Barkerville began exploration drilling on Cow Mountain’s Gold Quartz mine in 1995. Since then the company has compiled 1,164 square kilometres of property near Billy Barker’s 1862 discovery. In 2011, while anticipating the opening of the Bonanza Ledge mine, Callaghan told the Vancouver Sun, “And 150 years later, we are mining on Barkerville Mountain probably a kilometre upstream from where they initially struck gold.
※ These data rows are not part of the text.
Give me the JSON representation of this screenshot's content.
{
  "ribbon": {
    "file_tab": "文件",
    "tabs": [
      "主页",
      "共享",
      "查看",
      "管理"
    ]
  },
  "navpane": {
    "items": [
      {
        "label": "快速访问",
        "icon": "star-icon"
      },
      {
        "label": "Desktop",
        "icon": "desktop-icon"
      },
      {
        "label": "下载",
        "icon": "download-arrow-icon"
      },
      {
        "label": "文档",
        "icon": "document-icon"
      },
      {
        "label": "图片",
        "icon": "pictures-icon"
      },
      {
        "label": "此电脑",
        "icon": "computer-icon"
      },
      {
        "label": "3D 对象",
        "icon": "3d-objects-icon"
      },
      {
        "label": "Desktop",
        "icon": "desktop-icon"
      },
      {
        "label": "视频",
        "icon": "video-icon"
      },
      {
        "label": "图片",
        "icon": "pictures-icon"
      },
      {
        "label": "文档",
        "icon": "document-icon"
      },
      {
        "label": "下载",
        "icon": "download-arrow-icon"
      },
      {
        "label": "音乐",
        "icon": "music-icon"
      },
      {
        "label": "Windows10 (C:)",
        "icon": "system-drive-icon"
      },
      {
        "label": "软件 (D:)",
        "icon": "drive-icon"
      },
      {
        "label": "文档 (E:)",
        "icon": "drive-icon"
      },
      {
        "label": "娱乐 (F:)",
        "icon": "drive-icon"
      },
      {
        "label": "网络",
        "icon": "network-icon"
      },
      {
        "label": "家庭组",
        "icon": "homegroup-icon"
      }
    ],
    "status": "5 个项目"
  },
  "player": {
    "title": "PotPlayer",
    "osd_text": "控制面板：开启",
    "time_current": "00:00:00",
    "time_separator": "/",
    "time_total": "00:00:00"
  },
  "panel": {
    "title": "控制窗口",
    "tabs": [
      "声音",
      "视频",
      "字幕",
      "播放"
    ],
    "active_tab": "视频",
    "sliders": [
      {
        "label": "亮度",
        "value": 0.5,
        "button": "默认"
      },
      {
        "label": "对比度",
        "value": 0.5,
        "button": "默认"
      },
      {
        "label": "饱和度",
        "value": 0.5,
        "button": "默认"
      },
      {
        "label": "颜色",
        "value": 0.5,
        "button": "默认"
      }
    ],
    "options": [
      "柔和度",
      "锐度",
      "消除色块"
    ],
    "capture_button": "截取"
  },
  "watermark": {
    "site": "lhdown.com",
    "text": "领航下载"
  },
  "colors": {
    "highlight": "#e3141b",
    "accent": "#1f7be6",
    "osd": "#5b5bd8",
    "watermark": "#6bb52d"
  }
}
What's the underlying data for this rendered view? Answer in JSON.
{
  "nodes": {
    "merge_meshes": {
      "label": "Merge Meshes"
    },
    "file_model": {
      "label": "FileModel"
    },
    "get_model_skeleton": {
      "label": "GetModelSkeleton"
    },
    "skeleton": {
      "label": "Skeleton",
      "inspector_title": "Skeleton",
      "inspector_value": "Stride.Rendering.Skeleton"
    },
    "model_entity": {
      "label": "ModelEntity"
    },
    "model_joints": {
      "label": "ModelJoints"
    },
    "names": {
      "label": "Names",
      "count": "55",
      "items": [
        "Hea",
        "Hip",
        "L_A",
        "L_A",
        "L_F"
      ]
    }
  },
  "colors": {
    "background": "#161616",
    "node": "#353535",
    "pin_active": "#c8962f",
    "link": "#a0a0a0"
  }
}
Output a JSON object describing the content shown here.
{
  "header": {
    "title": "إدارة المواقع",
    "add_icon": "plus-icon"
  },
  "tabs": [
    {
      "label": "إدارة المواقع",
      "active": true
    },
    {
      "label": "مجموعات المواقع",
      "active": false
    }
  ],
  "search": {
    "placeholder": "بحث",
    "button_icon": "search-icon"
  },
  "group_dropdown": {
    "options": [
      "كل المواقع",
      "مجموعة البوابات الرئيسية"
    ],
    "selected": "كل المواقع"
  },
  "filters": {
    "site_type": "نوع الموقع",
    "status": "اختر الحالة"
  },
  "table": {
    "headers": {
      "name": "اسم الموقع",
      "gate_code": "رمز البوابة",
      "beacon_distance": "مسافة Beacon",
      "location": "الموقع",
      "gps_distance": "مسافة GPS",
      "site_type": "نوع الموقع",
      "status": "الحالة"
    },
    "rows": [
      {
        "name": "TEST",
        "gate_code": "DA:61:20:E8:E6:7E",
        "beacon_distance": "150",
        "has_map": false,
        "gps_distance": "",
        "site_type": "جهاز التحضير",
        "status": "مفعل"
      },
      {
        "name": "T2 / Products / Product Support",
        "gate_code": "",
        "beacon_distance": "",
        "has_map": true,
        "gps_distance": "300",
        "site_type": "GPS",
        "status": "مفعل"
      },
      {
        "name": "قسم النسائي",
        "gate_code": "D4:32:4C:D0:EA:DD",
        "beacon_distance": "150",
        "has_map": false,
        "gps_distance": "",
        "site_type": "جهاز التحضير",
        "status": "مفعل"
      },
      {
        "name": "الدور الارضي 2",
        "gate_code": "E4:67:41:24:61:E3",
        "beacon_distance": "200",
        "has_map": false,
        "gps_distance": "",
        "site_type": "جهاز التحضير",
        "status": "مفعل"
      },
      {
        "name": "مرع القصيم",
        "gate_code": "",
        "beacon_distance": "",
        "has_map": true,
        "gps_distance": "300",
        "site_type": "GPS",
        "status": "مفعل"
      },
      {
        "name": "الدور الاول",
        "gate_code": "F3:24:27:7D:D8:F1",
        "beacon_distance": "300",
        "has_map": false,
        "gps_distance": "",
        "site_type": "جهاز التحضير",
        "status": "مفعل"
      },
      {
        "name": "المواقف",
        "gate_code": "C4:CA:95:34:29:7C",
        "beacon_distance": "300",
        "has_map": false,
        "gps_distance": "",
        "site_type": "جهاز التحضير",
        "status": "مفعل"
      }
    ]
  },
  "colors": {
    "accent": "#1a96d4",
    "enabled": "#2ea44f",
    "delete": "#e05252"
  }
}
It’s pretty comical when you think about it.”

His interim replacement has been a Barkerville director since June 2012. An engineer, Anderson spent 35 years with Cominco, holding the positions of president/COO and chairperson/CEO. He’s also held senior roles with International Corona, Hudbay Minerals TSX:HBM, Compania de Minas Buenaventura NYE:BVN and Anatolia Minerals Development.

“Contemporaneously with the said management changes,” Barkerville also announced a one-month loan extension to August 30. “During that time period the parties will be reviewing potential loan amendments that might better fit with the company’s business operations going forward.” The amount of the loan wasn’t divulged.

Read more about Barkerville Gold Mines.

July 29th, 2014

Paul Renken: Bottom-fishing for the best junior resource equities Streetwise Reports
Hawaiian island to run on lithium-ion batteries Industrial Minerals
Minerals on the edge—plate boundaries and minerals Geology for Investors
Will the economy’s fate be set by the next two weeks’ earnings? VantageWire
When nations unite against the West: The BRICS development bank Equedia
Eric Sprott: The ongoing rot in the economy GoldSeek
Ottawa states Canadian national securities regulator may soon be reality Stockhouse

July 28th, 2014

Paul Renken: Bottom-fishing for the best junior resource equities Streetwise Reports
Hawaiian island to run on lithium-ion batteries Industrial Minerals
Minerals on the edge—plate boundaries and minerals Geology for Investors
Will the economy’s fate be set by the next two weeks’ earnings? VantageWire
When nations unite against the West: The BRICS development bank Equedia
Eric Sprott: The ongoing rot in the economy GoldSeek
Ottawa states Canadian national securities regulator may soon be reality Stockhouse